Uh-oh: Frank McCourt is in trouble with the missus!

9 Comments

Remember how Frank McCourt tried to sell off the Dodgers’ broadcasting rights to FOX in an effort to raise cash to save his ownership of the team? Yeah, it seems that, given that the Dodgers are community property, Jamie McCourt has an interest in all of that and a right to obtain any information she can about the would-be deal.  And she’s exercising that right:

Frank McCourt has failed to protect the financial interests of his ex-wife, Jamie, in part by negotiating a “secret deal” with Fox that “would have endangered” the value of the Dodgers’ broadcast contracts, attorneys for Jamie McCourt alleged in a court filing Tuesday.
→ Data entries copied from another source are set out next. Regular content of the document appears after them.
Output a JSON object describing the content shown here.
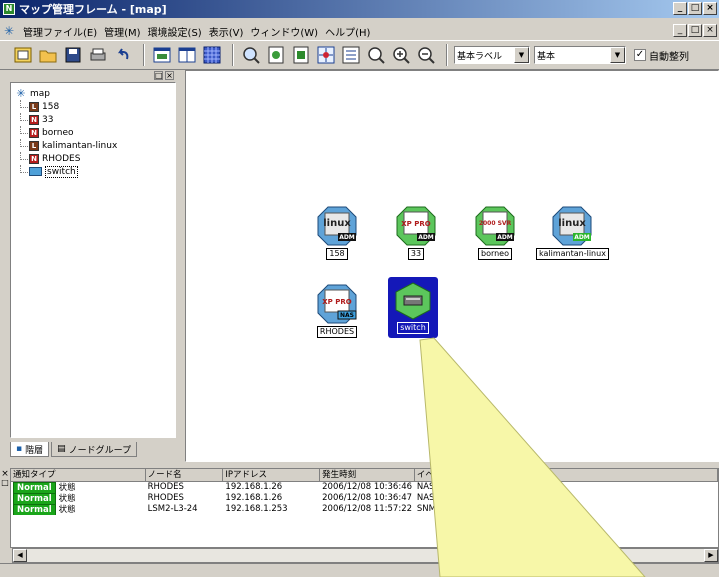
{
  "window": {
    "title": "マップ管理フレーム - [map]",
    "buttons": [
      "_",
      "□",
      "×"
    ]
  },
  "menu": {
    "items": [
      "管理ファイル(E)",
      "管理(M)",
      "環境設定(S)",
      "表示(V)",
      "ウィンドウ(W)",
      "ヘルプ(H)"
    ],
    "mdi_buttons": [
      "_",
      "□",
      "×"
    ]
  },
  "toolbar": {
    "label_combo": "基本ラベル",
    "style_combo": "基本",
    "auto_arrange_label": "自動整列",
    "auto_arrange_checked": true
  },
  "tree": {
    "pane_buttons": [
      "□",
      "×"
    ],
    "root": "map",
    "items": [
      {
        "label": "158",
        "icon": "linux-node-icon"
      },
      {
        "label": "33",
        "icon": "windows-node-icon"
      },
      {
        "label": "borneo",
        "icon": "windows-node-icon"
      },
      {
        "label": "kalimantan-linux",
        "icon": "linux-node-icon"
      },
      {
        "label": "RHODES",
        "icon": "windows-node-icon"
      },
      {
        "label": "switch",
        "icon": "switch-icon"
      }
    ],
    "tabs": [
      "階層",
      "ノードグループ"
    ]
  },
  "map": {
    "nodes": [
      {
        "label": "158",
        "os_text": "linux",
        "sub": "ADM"
      },
      {
        "label": "33",
        "os_text": "XP PRO",
        "sub": "ADM"
      },
      {
        "label": "borneo",
        "os_text": "2000 SVR",
        "sub": "ADM"
      },
      {
        "label": "kalimantan-linux",
        "os_text": "linux",
        "sub": "ADM"
      },
      {
        "label": "RHODES",
        "os_text": "XP PRO",
        "sub": "NAS"
      },
      {
        "label": "switch",
        "os_text": "",
        "sub": ""
      }
    ]
  },
  "log": {
    "columns": [
      "通知タイプ",
      "ノード名",
      "IPアドレス",
      "発生時刻",
      "イベ"
    ],
    "rows": [
      {
        "badge": "Normal",
        "type": "状態",
        "node": "RHODES",
        "ip": "192.168.1.26",
        "time": "2006/12/08 10:36:46",
        "event": "NAS"
      },
      {
        "badge": "Normal",
        "type": "状態",
        "node": "RHODES",
        "ip": "192.168.1.26",
        "time": "2006/12/08 10:36:47",
        "event": "NAS"
      },
      {
        "badge": "Normal",
        "type": "状態",
        "node": "LSM2-L3-24",
        "ip": "192.168.1.253",
        "time": "2006/12/08 11:57:22",
        "event": "SNM"
      }
    ]
  },
  "colors": {
    "titlebar": "#0a246a",
    "normal_badge": "#1aa51a",
    "selection": "#1418b8",
    "spotlight": "#f7f7a8"
  }
}
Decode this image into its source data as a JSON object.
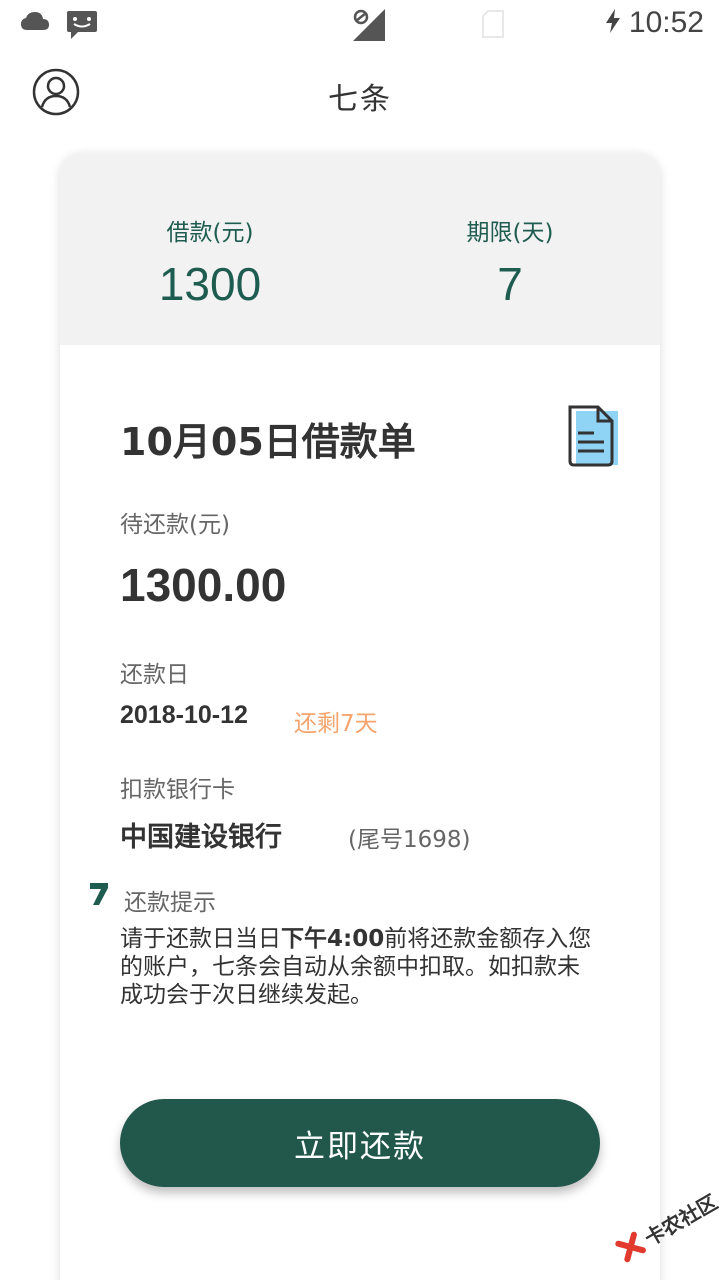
{
  "status_bar": {
    "time": "10:52",
    "icons": [
      "cloud-icon",
      "message-icon",
      "no-signal-icon",
      "sim-card-icon",
      "charging-icon"
    ]
  },
  "header": {
    "title": "七条",
    "avatar_icon": "user-circle-icon"
  },
  "summary": {
    "loan_label": "借款(元)",
    "loan_value": "1300",
    "term_label": "期限(天)",
    "term_value": "7"
  },
  "bill": {
    "title": "10月05日借款单",
    "doc_icon": "document-icon",
    "due_label": "待还款(元)",
    "due_amount": "1300.00",
    "date_label": "还款日",
    "date_value": "2018-10-12",
    "days_left": "还剩7天",
    "bank_label": "扣款银行卡",
    "bank_name": "中国建设银行",
    "card_tail": "(尾号1698)"
  },
  "tip": {
    "label": "还款提示",
    "text_before": "请于还款日当日",
    "text_bold": "下午4:00",
    "text_after": "前将还款金额存入您的账户，七条会自动从余额中扣取。如扣款未成功会于次日继续发起。"
  },
  "actions": {
    "repay_label": "立即还款"
  },
  "watermark": {
    "text": "卡农社区"
  },
  "colors": {
    "primary": "#22574b",
    "accent_text": "#1f5c50",
    "warning": "#f5a46e",
    "summary_bg": "#f2f2f2"
  }
}
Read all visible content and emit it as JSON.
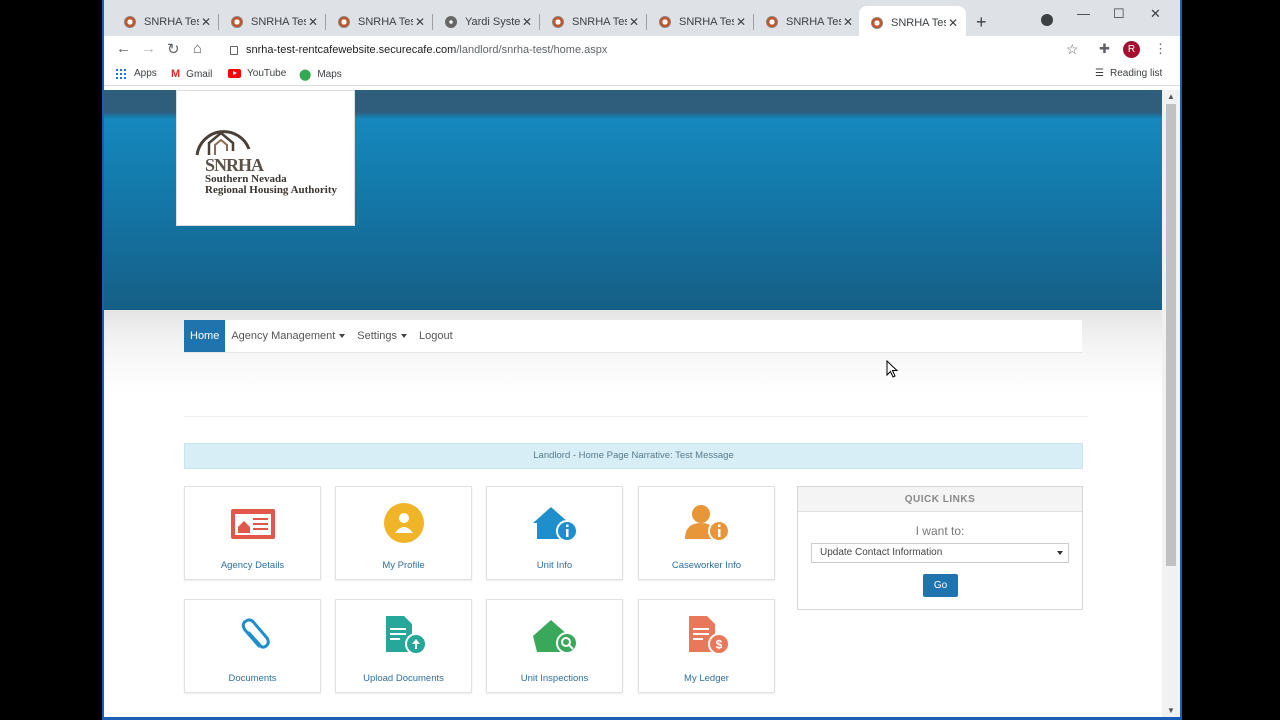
{
  "browser": {
    "tabs": [
      {
        "title": "SNRHA Test",
        "favicon": "rentcafe-icon",
        "active": false
      },
      {
        "title": "SNRHA Test",
        "favicon": "rentcafe-icon",
        "active": false
      },
      {
        "title": "SNRHA Test",
        "favicon": "rentcafe-icon",
        "active": false
      },
      {
        "title": "Yardi Systems",
        "favicon": "globe-icon",
        "active": false
      },
      {
        "title": "SNRHA Test",
        "favicon": "rentcafe-icon",
        "active": false
      },
      {
        "title": "SNRHA Test",
        "favicon": "rentcafe-icon",
        "active": false
      },
      {
        "title": "SNRHA Test",
        "favicon": "rentcafe-icon",
        "active": false
      },
      {
        "title": "SNRHA Test",
        "favicon": "rentcafe-icon",
        "active": true
      }
    ],
    "url_host": "snrha-test-rentcafewebsite.securecafe.com",
    "url_path": "/landlord/snrha-test/home.aspx",
    "profile_initial": "R",
    "bookmarks": [
      {
        "label": "Apps",
        "icon": "apps-grid-icon"
      },
      {
        "label": "Gmail",
        "icon": "gmail-icon"
      },
      {
        "label": "YouTube",
        "icon": "youtube-icon"
      },
      {
        "label": "Maps",
        "icon": "maps-pin-icon"
      }
    ],
    "reading_list": "Reading list"
  },
  "logo": {
    "acronym": "SNRHA",
    "line1": "Southern Nevada",
    "line2": "Regional Housing Authority"
  },
  "nav": {
    "items": [
      {
        "label": "Home",
        "active": true,
        "dropdown": false
      },
      {
        "label": "Agency Management",
        "active": false,
        "dropdown": true
      },
      {
        "label": "Settings",
        "active": false,
        "dropdown": true
      },
      {
        "label": "Logout",
        "active": false,
        "dropdown": false
      }
    ]
  },
  "narrative": "Landlord - Home Page Narrative: Test Message",
  "tiles": [
    {
      "label": "Agency Details",
      "icon": "agency-details-icon",
      "color": "#e2574c"
    },
    {
      "label": "My Profile",
      "icon": "profile-icon",
      "color": "#f0b429"
    },
    {
      "label": "Unit Info",
      "icon": "unit-info-icon",
      "color": "#1f8ecd"
    },
    {
      "label": "Caseworker Info",
      "icon": "caseworker-icon",
      "color": "#e8963a"
    },
    {
      "label": "Documents",
      "icon": "paperclip-icon",
      "color": "#1f8ecd"
    },
    {
      "label": "Upload Documents",
      "icon": "upload-document-icon",
      "color": "#27a79a"
    },
    {
      "label": "Unit Inspections",
      "icon": "unit-inspection-icon",
      "color": "#3aa85a"
    },
    {
      "label": "My Ledger",
      "icon": "ledger-icon",
      "color": "#e8785a"
    }
  ],
  "quick_links": {
    "heading": "QUICK LINKS",
    "prompt": "I want to:",
    "selected": "Update Contact Information",
    "go_label": "Go"
  },
  "colors": {
    "banner": "#1477a8",
    "nav_active": "#1f74ae",
    "link": "#2f6f9f"
  }
}
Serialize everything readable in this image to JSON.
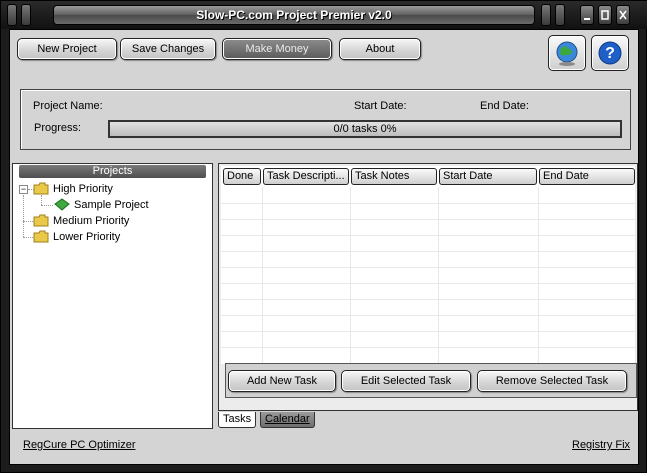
{
  "window": {
    "title": "Slow-PC.com Project Premier v2.0"
  },
  "toolbar": {
    "new_project": "New Project",
    "save_changes": "Save Changes",
    "make_money": "Make Money",
    "about": "About"
  },
  "icons": {
    "web": "globe-icon",
    "help": "help-icon"
  },
  "project_info": {
    "name_label": "Project Name:",
    "start_label": "Start Date:",
    "end_label": "End Date:",
    "progress_label": "Progress:",
    "progress_text": "0/0 tasks  0%",
    "progress_value": 0
  },
  "projects": {
    "header": "Projects",
    "tree": [
      {
        "label": "High Priority",
        "children": [
          "Sample Project"
        ]
      },
      {
        "label": "Medium Priority"
      },
      {
        "label": "Lower Priority"
      }
    ]
  },
  "tasks": {
    "columns": [
      "Done",
      "Task Descripti...",
      "Task Notes",
      "Start Date",
      "End Date"
    ],
    "rows": [],
    "add": "Add New Task",
    "edit": "Edit Selected Task",
    "remove": "Remove Selected Task"
  },
  "tabs": [
    "Tasks",
    "Calendar"
  ],
  "footer": {
    "left_link": "RegCure PC Optimizer",
    "right_link": "Registry Fix"
  },
  "colors": {
    "folder": "#e8c94a",
    "project": "#3fa83f",
    "accent": "#4a4a4a"
  }
}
Her attorneys asked that Frank be ordered to provide to Jamie extensive financial information regarding the Dodgers’ business operations, including documents related to negotiations with television outlets and efforts to obtain additional financing for the cash-strapped franchise.

The court set a hearing for April 11.

The problem: what if the Dodgers could get way, way more money for their broadcasting rights by, say, starting their own cable network?  Or selling to Comcast or some broadcast network at a higher rate? Wouldn’t that benefit the team and its beneficial owners — like Jamie McCourt — way more than some fire sale of TV rights to FOX?  Of course it would. And Frank thus has an obligation to take such moves to Jamie and her lawyers to get their say-so. Doing it like he tried to do it could give a lady the impression that Frank was looking for quick cash without anyone knowing about it. Perish the thought!

In other news — as Dodger Divorce explains in great detail — all of this is going to cause Frank to have a magnifying glass shoved where the sun don’t shine.  Financially speaking.

Magic Johnson says the Dodgers will win the World Series

Getty Images
Leave a comment

Baseball, as we so often note around here, is unpredictable. Especially when it comes to the playoffs. You can be the best team in the land for six months but a few bad days can end your season once October hits.

In 2001 the Seattle Mariners won 116 games in the regular season but lost the ALCS to the Yankees, four games to one. In 1906 the Cubs won 116 games in a 152-game season and lost the World Series. In 1954 the Indians won 111 games in a 154-game season and lost the World Series. In 1931 the Philadelphia A’s won 107 games and lost the World Series.

More recently, with the advent of expanded playoffs, the chances for the team with the best record to win the World Series have been pretty dang terrible. Since the beginning of the wild card era, only five times has the team with the game’s best record gone on to win the World Series: The 1998 and 2009 Yankees, the 2007 and 2013 Red Sox and the 2016 Cubs. That’s it.

At the moment, the Los Angeles Dodgers have baseball’s best record. They’re 71-31 and sit 12 games up in their division. Their playoff chances are almost 100%. The above examples notwithstanding, if you had to make a prediction as to who might win the World Series, it would not be unreasonable to pick the Dodgers. Sure, you’d want to make sure they got Clayton Kershaw back by early September or thereabouts to make it a safer prediction, but it’d be a totally defensible pick. Maybe even the one most people make.

But it’d be the utmost in magical thinking to presume that one could make such a prediction with any degree of certainty, right? The Los Angeles Times, however, passes along some Magical thinking:

Magic Johnson called his shot Thursday night, and he wasn’t shy about it. The Dodgers’ co-owner did not hesitate when he predicted how the team would finish this year.

“The Dodgers are going to win the World Series this year,” Johnson said. “This is our year.”

The headline calls it a “guarantee.” I don’t know if I’d call it that — I think it’s more of a confident prediction — but it is a bold statement whatever you call it.

If I had to pick one team at the moment — and we could assume a healthy Clayton Kershaw — I suppose I would make them my World Series favorites too. And, yes, if I had an ownership interest in the Dodgers, I’d probably say what Johnson said.

But given the example of history, I think “field” would be a much safer bet.

Mariners trade Steve Cishek to the Rays for swingman Erasmo Ramirez.

Getty Images
Leave a comment

The Tampa Bay Rays have acquired reliever Steve Cishek from the Seattle Mariners in exchange for reliever Erasmo Ramirez.

Cishek had appeared in 23 games this season for Seattle after recovering from major offseason hip surgery. He’s 1-1 with a 3.15 ERA, with a 15/7 K/BB ratio in 20 innings. He’s a setup man right now, but he has experience as a closer, saving 25 games for Seattle last year and as many as 39 back when he pitched for the Marlins in 2014.

Ramirez has appeared in 26 games for the Rays and has started eight games. He’s 4-3 with a 4.80 ERA and a 55/16 K/BB ratio in 69.1 innings. This will be his second stint with the Mariners, having played for them from 2012-14.

Sort of a surprising deal given that both Tampa Bay and Seattle are competing for a wild card spot, but needs are needs.